Yesterday, I did some browsing of the web analytics for this blog to get comparison numbers for the browser stats I had for Connect.
Today, I went back to do a little more digging and some navel-gazing 🙂
We use Google Analytics, which I prefer to Mint for web metrics. It has loads of metrics beyond the standard pageviews and visits. As a side note, now that Feedburner accounts are merging with Google accounts, I’m hoping that Analytics will soon include Feedburner stats too. Seems logical.
Anyway, I like to set the date range to the life of this blog (from June 2007) to get the best snapshot view from the graphs.
What jumped out was the Bounce Rate graph.
All of a sudden, our normal 75% bounce rate (I know, terrible) inexplicably dropped to less than 40% a week ago and sustained that rate all last week.
Definitely weird. Maybe after the Batman vs. Superman post, everyone was extra relieved to get back the normal, hard-hitting content we serve everyday. I laughed all the way through that sentence, obviously untrue.
I relish a data anomaly, as a recovering economist, especially if there are graphs to show the patterns. I am an unabashed data pr0n dork.
Accompanying the drop in bounce rate, there were, not surprisingly, corresponding jumps in pages per visit and pageviews over the same time period. Makes sense, the longer people stay on your site, the more pages they are likely to view.
Logically, you would also expect to see a rise in time spent on the site, as people read more. Not so much. In fact, Saturday’s average time on site was 19 seconds; that same day, the bounce rate dropped to 36% from 69% and pages per visit jumped to 2.41 from 1.64.
All this points to comment spammers.
Exhibit A: Looking through the WordPress and Disqus comment logs from the last week, there was definitely a rise in comments on old posts, definitely a sign of spam. And these aren’t old posts that come up on the first page for common keyword searches, like “oracle iphone”.
Exhibit B: The spam comments are borderline, with plausible names and comments, not the usual link spam left by Monster Truck Rally. This tells me spammers are modifying their behavior slightly to get past the measures Disqus has taken.
Exhibit C: The pattern of multiple comments onm different posts from the same account backed up the web metric data.
So, I accuse Colonel Mustard, in the Study, with the lasso.
I know, as a naive kid, I thought that was a lasso. Ah, innocence.
Comment spamming has been on the rise this year, at least the spam that gets past spam filters. Disqus noted that the recent rash of spam comes from real people, not bots. The assumed goal of comment spam is to bump SEO for the spammers; I firmly believe this is a new cottage industry, operated Mechanical Turk style.
A crappy economy opens up a larger pool of people with computers who are motivated to earn easy money, and how much easier does it get than comment spam? Find a blog that allows unverified or anonymous comments and drop three comments on three posts. In and out in a matter of seconds.
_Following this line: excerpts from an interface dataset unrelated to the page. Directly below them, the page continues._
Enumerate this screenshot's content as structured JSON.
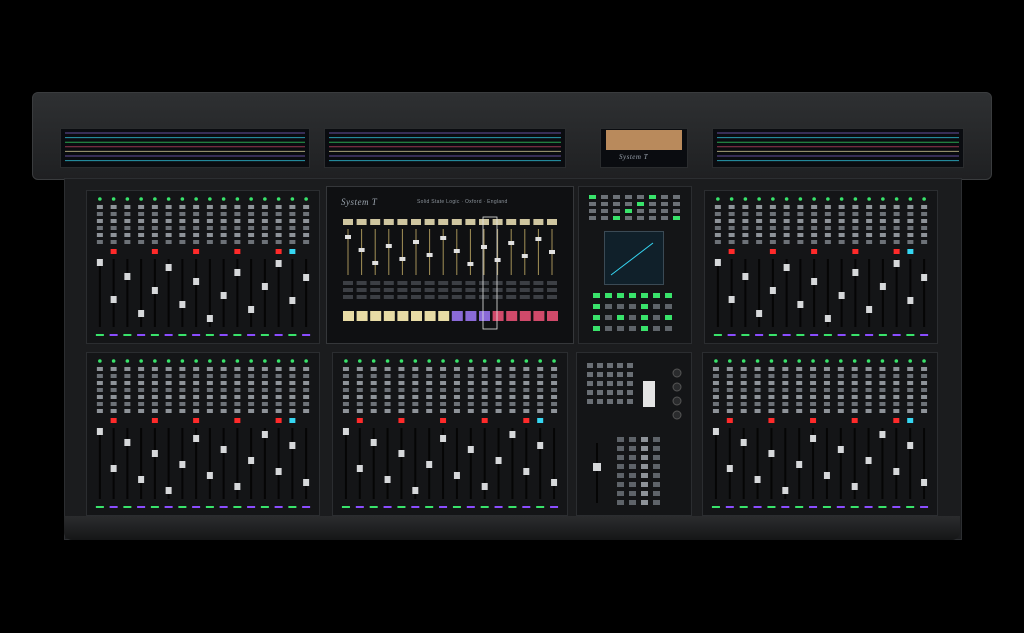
{
  "console": {
    "brand_title": "System T",
    "screen_title": "System T",
    "screen_subtitle": "Solid State Logic  ·  Oxford  ·  England"
  },
  "colors": {
    "background": "#000000",
    "chassis": "#232426",
    "panel": "#141517",
    "led_green": "#39e36b",
    "led_red": "#ff2a2a",
    "led_cyan": "#35d6f2",
    "led_purple": "#8a4dff",
    "screen_cream": "#e8dca5",
    "screen_purple": "#8a6ad8",
    "screen_pink": "#d04a6a"
  }
}
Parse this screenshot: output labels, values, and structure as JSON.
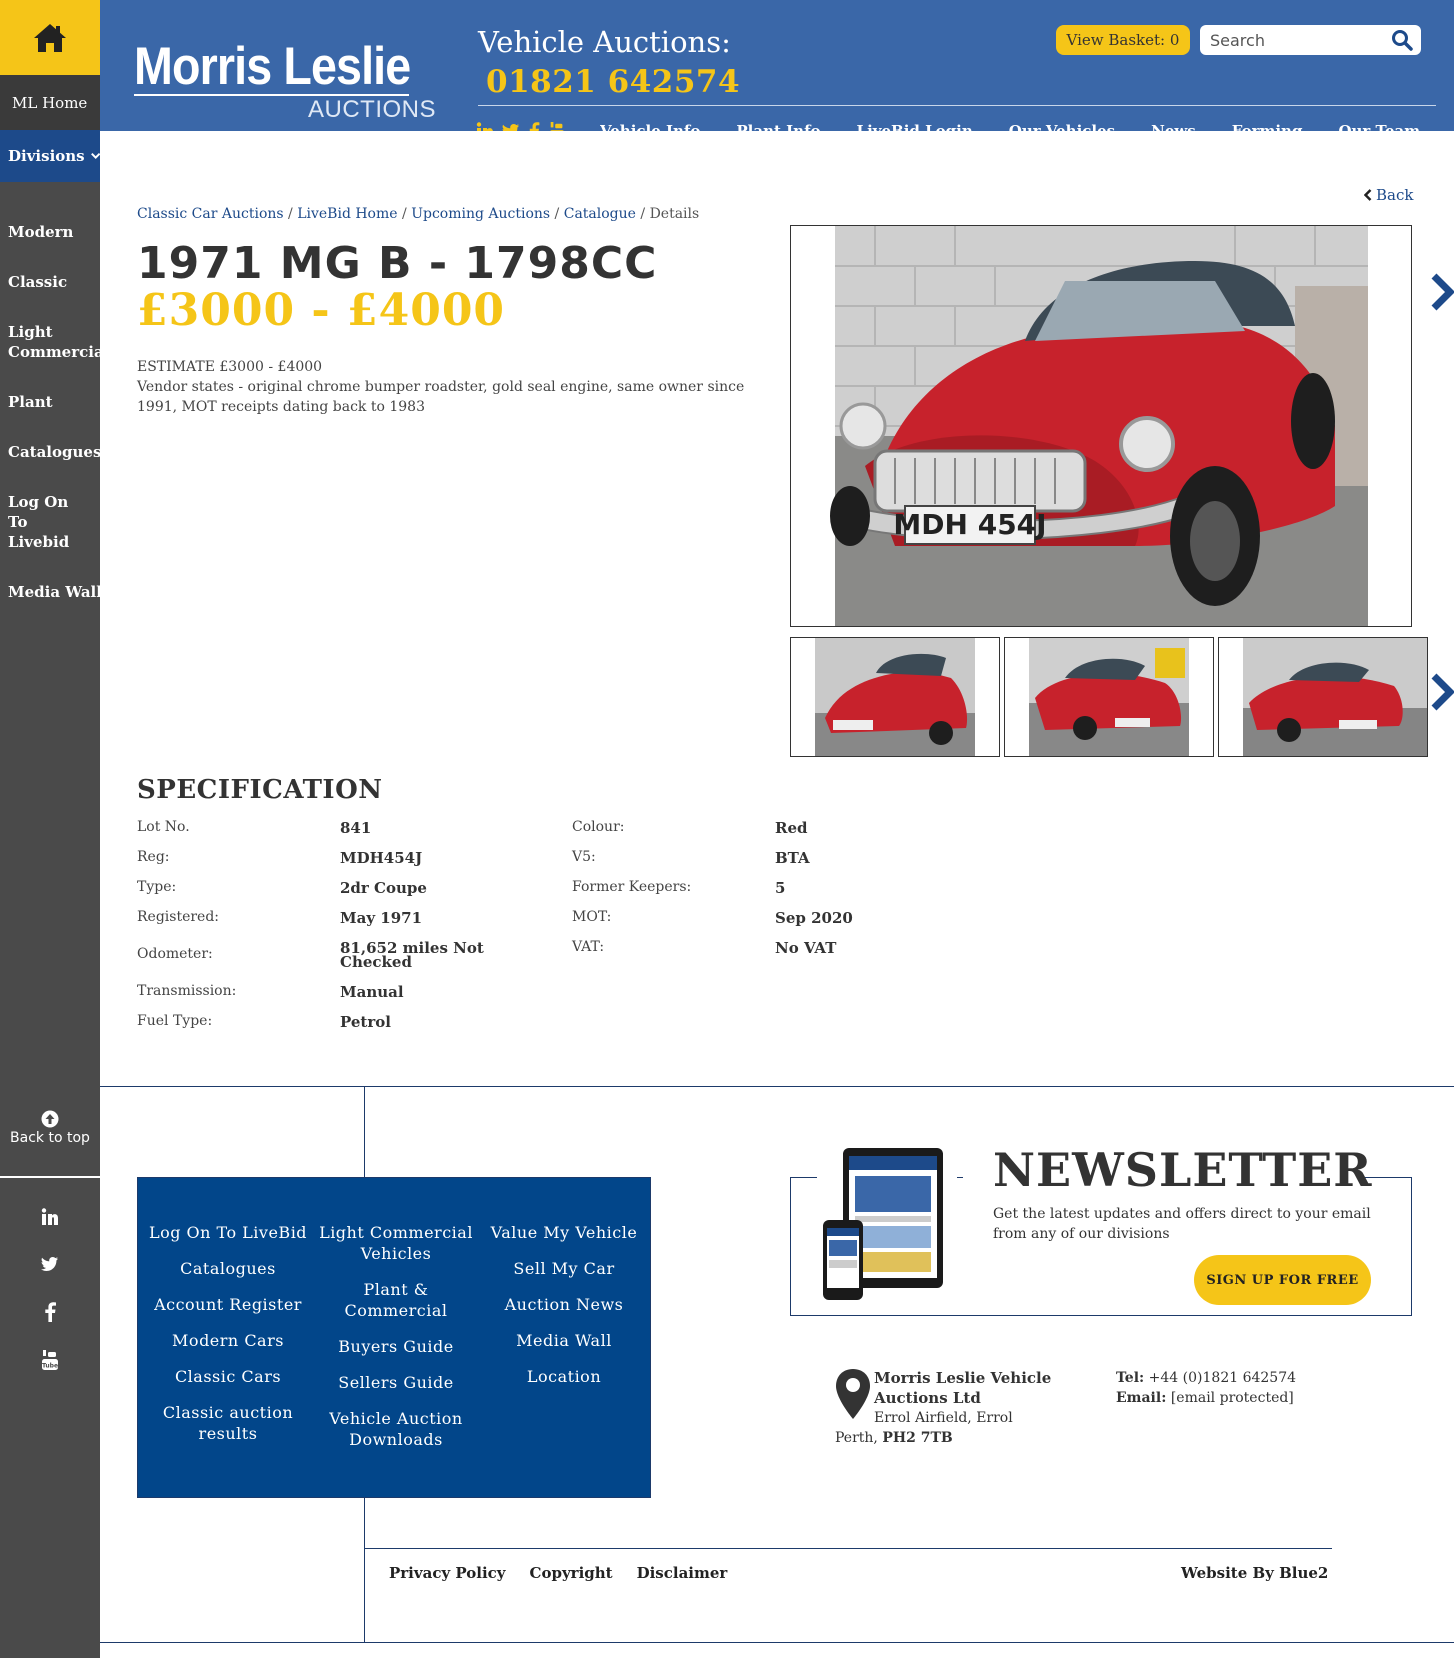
{
  "sidebar": {
    "home_icon": "home-icon",
    "ml_home": "ML Home",
    "divisions": "Divisions",
    "items": [
      "Modern",
      "Classic",
      "Light\nCommercial",
      "Plant",
      "Catalogues",
      "Log On To\nLivebid",
      "Media Wall"
    ],
    "back_to_top": "Back to top",
    "social": [
      "linkedin-icon",
      "twitter-icon",
      "facebook-icon",
      "youtube-icon"
    ]
  },
  "header": {
    "logo_name": "Morris Leslie",
    "logo_sub": "AUCTIONS",
    "title": "Vehicle Auctions:",
    "phone": "01821 642574",
    "basket_label": "View Basket:",
    "basket_count": "0",
    "search_placeholder": "Search",
    "nav": [
      "Vehicle Info",
      "Plant Info",
      "LiveBid Login",
      "Our Vehicles",
      "News",
      "Forming",
      "Our Team"
    ]
  },
  "main": {
    "back": "Back",
    "breadcrumb": [
      "Classic Car Auctions",
      "LiveBid Home",
      "Upcoming Auctions",
      "Catalogue",
      "Details"
    ],
    "title": "1971 MG B - 1798CC",
    "price": "£3000 - £4000",
    "estimate": "ESTIMATE £3000 - £4000",
    "description": "Vendor states - original chrome bumper roadster, gold seal engine, same owner since 1991, MOT receipts dating back to 1983",
    "plate": "MDH 454J"
  },
  "spec": {
    "title": "SPECIFICATION",
    "left": [
      {
        "label": "Lot No.",
        "value": "841"
      },
      {
        "label": "Reg:",
        "value": "MDH454J"
      },
      {
        "label": "Type:",
        "value": "2dr Coupe"
      },
      {
        "label": "Registered:",
        "value": "May 1971"
      },
      {
        "label": "Odometer:",
        "value": "81,652 miles Not Checked"
      },
      {
        "label": "Transmission:",
        "value": "Manual"
      },
      {
        "label": "Fuel Type:",
        "value": "Petrol"
      }
    ],
    "right": [
      {
        "label": "Colour:",
        "value": "Red"
      },
      {
        "label": "V5:",
        "value": "BTA"
      },
      {
        "label": "Former Keepers:",
        "value": "5"
      },
      {
        "label": "MOT:",
        "value": "Sep 2020"
      },
      {
        "label": "VAT:",
        "value": "No VAT"
      }
    ]
  },
  "footer": {
    "col1": [
      "Log On To LiveBid",
      "Catalogues",
      "Account Register",
      "Modern Cars",
      "Classic Cars",
      "Classic auction results"
    ],
    "col2": [
      "Light Commercial Vehicles",
      "Plant & Commercial",
      "Buyers Guide",
      "Sellers Guide",
      "Vehicle Auction Downloads"
    ],
    "col3": [
      "Value My Vehicle",
      "Sell My Car",
      "Auction News",
      "Media Wall",
      "Location"
    ],
    "newsletter_title": "NEWSLETTER",
    "newsletter_text": "Get the latest updates and offers direct to your email from any of our divisions",
    "newsletter_button": "SIGN UP FOR FREE",
    "company": "Morris Leslie Vehicle Auctions Ltd",
    "address1": "Errol Airfield, Errol",
    "address_town": "Perth,",
    "postcode": "PH2 7TB",
    "tel_label": "Tel:",
    "tel": "+44 (0)1821 642574",
    "email_label": "Email:",
    "email": "[email protected]",
    "legal": [
      "Privacy Policy",
      "Copyright",
      "Disclaimer"
    ],
    "credit": "Website By Blue2"
  },
  "colors": {
    "brand_blue": "#3a67a8",
    "accent_yellow": "#f5c518",
    "sidebar_grey": "#4a4a4a",
    "footer_blue": "#02468a"
  }
}
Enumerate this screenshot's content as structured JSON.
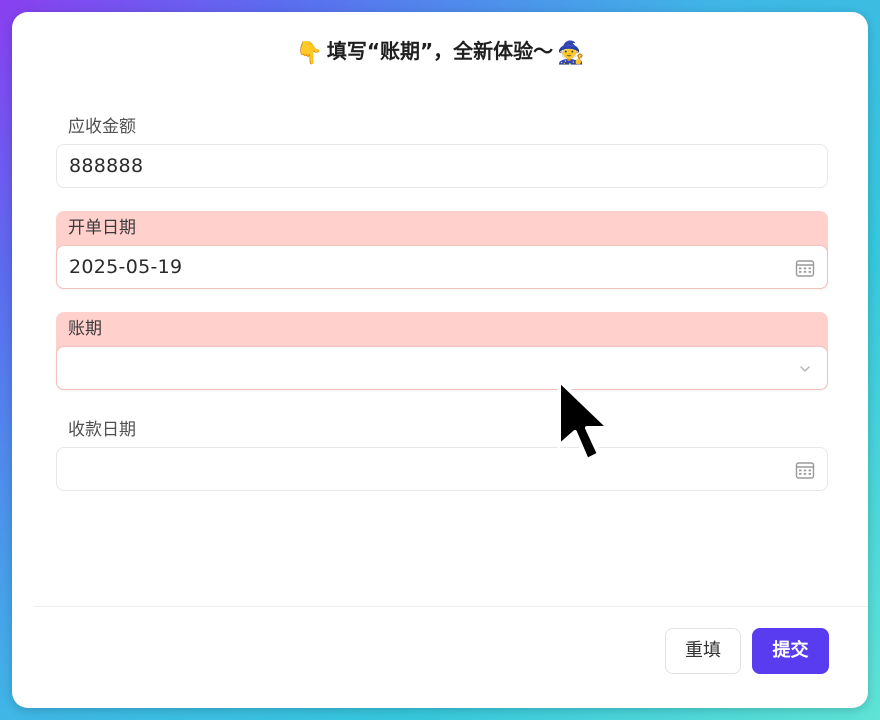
{
  "dialog": {
    "title_prefix_emoji": "👇",
    "title": "填写“账期”，全新体验～",
    "title_suffix_emoji": "🧙"
  },
  "form": {
    "fields": [
      {
        "label": "应收金额",
        "value": "888888",
        "icon": "",
        "state": "normal"
      },
      {
        "label": "开单日期",
        "value": "2025-05-19",
        "icon": "calendar-icon",
        "state": "error"
      },
      {
        "label": "账期",
        "value": "",
        "icon": "chevron-down-icon",
        "state": "error"
      },
      {
        "label": "收款日期",
        "value": "",
        "icon": "calendar-icon",
        "state": "normal"
      }
    ]
  },
  "footer": {
    "reset_label": "重填",
    "submit_label": "提交"
  },
  "colors": {
    "accent": "#5a3cf0",
    "error_bg": "#ffd0cc"
  }
}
They probably get paid for the gross number of comments with the spammer’s link.
This might even be that job advertised on the TV. You know the one that says you can make thousands in a week, tens of thousands in a month, working “on the Internet” from home. All those smiling people tell you nothing about what the job entails. There’s always a shady URL that tells you nothing about the company.
Anyway, I’m not really bothered by comment spam, but I know people are, e.g. Bex, who uses a comment captcha process that makes me want to cry it’s so frustrating.
Does it bother you? What do think of my analysis? Did you enjoy the web analytics primer?
Sound off in the comments with something useful, like “I will give it a try for sure !”.